In law, a person or company that temporarily gives possession of its property to another party. Unlike a lessor, a bailor does not allow the other party (called a bailee) to use the property in question. See also: Bailment.
References in periodicals archive ?
The relationship of bailor and bailee never came into existence because plaintiff did not entrust his coat to defendant.
A bailment for the sole benefit of the bailor exists when the bailee receives no benefit from the bailment.
In a bailment such as this, entered for the sole benefit of the bailor, the bailee is obligated to exercise only a slight degree of care over the bailed goods.
A bailment for the sole benefit of the bailee exists where the bailor lends property to the bailee and receives nothing in return.
In the first example, the traveler (bailee) receives the use of the car, and the car rental company (bailor) receives money.
In a mutual-benefit bailment, the bailor has responsibilities as well as the bailee.

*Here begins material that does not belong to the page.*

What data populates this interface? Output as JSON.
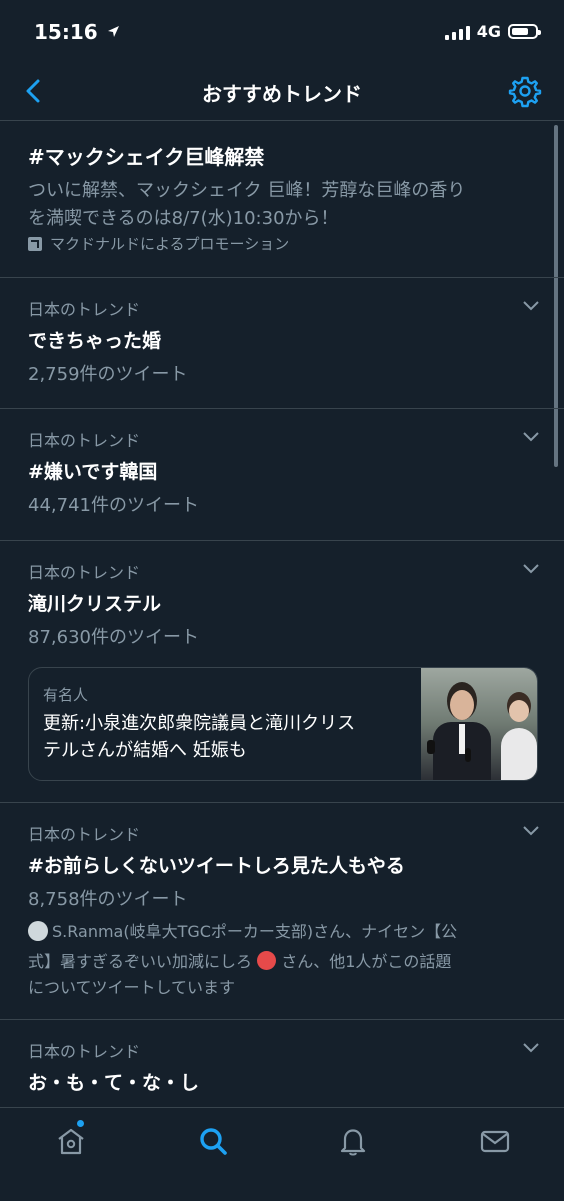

(xi) In special circumstances breach of bailment may also consist of the bailee's failure to seek out the owner and return the goods to him/her in circumstances where the bailor is not in a position to claim them directly.
(xii) The custodial bailee may owe fiduciary duties, such as a duty to account for any unconsented profit derived from the relationship or the duty to avoid a conflict of interest between bailor and bailee.
(xv) In many respects (for example an alleged breach of the duty of care) the bailee carries the burden of showing that he/she has discharged the relevant obligation rather than being entitled to call on the bailor to prove the breach.
(xvii) A bailee is at common law generally debarred from disputing or questioning the bailor's title.
Under such an arrangement the bailee is granted the use and enjoyment of the work in return for some benefit to the bailor which, under the English law of chattel hiring, need not be financial.
Quaere whether this conclusion might be displaced where the bailor is deemed to warrant his/her title in support of the lien.